What the task requires :: For every line in the entries that contains "degree", show the whole line.

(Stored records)
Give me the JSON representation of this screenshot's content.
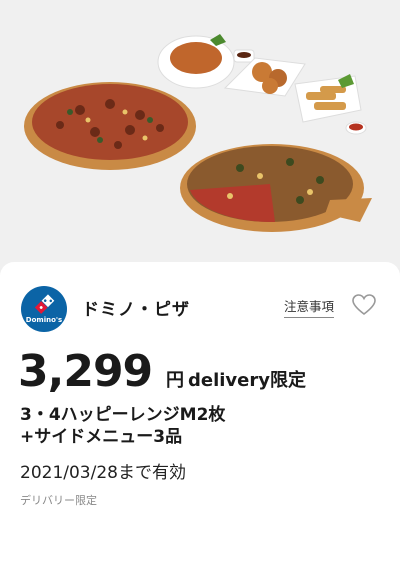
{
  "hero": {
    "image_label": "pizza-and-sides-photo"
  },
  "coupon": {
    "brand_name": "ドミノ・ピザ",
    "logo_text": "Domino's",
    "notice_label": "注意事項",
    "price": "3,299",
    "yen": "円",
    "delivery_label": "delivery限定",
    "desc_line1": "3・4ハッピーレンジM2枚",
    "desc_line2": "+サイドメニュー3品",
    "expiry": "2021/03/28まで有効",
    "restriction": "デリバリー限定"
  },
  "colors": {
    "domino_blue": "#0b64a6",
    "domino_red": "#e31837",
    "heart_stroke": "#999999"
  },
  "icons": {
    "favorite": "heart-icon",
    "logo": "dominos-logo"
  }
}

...

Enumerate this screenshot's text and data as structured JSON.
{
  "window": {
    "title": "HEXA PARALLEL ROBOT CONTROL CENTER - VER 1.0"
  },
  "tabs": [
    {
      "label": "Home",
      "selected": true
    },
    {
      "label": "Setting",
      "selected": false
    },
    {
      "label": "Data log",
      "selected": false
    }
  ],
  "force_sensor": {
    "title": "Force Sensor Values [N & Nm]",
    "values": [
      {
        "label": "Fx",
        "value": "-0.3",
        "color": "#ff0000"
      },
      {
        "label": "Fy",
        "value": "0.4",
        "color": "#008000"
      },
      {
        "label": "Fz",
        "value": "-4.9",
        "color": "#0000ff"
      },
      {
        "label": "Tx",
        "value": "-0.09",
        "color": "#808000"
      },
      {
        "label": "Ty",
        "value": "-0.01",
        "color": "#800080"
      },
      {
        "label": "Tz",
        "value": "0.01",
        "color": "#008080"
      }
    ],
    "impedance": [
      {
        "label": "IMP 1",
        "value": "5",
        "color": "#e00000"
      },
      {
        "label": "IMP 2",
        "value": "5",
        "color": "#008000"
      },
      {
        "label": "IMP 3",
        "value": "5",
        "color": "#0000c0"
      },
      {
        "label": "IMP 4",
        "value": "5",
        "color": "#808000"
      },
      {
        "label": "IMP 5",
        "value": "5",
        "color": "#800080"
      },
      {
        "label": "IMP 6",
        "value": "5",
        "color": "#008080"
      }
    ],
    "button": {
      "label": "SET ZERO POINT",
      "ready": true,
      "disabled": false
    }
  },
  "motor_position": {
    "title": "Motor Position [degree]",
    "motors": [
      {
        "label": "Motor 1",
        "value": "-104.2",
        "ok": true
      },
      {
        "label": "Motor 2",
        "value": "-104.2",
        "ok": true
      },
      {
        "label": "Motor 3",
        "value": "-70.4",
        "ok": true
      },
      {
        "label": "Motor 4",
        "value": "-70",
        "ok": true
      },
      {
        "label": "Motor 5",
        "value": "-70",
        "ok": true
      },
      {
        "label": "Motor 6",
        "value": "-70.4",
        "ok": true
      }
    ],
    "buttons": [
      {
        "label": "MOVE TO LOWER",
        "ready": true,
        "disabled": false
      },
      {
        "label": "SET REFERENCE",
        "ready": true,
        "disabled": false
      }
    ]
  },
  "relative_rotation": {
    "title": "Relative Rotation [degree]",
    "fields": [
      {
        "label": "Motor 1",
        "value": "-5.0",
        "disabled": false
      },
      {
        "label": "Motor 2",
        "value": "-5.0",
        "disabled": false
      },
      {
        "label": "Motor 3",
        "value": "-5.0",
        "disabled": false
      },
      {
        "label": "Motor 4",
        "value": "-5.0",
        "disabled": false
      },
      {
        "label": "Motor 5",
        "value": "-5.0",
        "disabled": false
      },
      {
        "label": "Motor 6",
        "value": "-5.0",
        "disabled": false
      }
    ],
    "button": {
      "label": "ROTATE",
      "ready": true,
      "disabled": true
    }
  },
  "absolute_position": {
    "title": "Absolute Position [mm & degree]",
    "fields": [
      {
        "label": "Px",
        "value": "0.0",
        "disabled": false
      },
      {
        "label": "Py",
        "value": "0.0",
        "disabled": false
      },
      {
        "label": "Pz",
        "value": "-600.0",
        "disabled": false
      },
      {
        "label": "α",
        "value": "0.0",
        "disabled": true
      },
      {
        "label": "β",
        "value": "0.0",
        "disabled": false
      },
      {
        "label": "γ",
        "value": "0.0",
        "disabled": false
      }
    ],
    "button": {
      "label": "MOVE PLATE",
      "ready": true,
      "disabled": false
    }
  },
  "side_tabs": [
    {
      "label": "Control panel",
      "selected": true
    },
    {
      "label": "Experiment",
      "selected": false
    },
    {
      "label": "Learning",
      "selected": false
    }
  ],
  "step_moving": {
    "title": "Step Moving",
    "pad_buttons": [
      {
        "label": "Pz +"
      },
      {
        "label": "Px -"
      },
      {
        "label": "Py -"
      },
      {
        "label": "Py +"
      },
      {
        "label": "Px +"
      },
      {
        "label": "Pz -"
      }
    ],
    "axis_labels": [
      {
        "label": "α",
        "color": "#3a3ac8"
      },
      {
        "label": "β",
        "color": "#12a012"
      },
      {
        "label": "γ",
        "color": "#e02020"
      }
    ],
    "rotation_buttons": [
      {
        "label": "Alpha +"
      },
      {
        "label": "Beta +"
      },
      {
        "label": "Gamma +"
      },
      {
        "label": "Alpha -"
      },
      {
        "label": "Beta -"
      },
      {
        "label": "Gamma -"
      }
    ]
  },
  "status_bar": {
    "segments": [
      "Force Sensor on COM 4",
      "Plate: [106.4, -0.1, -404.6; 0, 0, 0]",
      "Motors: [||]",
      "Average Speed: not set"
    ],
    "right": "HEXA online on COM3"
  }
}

Written response ::
    "title": "Motor Position [degree]",
    "title": "Relative Rotation [degree]",
    "title": "Absolute Position [mm & degree]",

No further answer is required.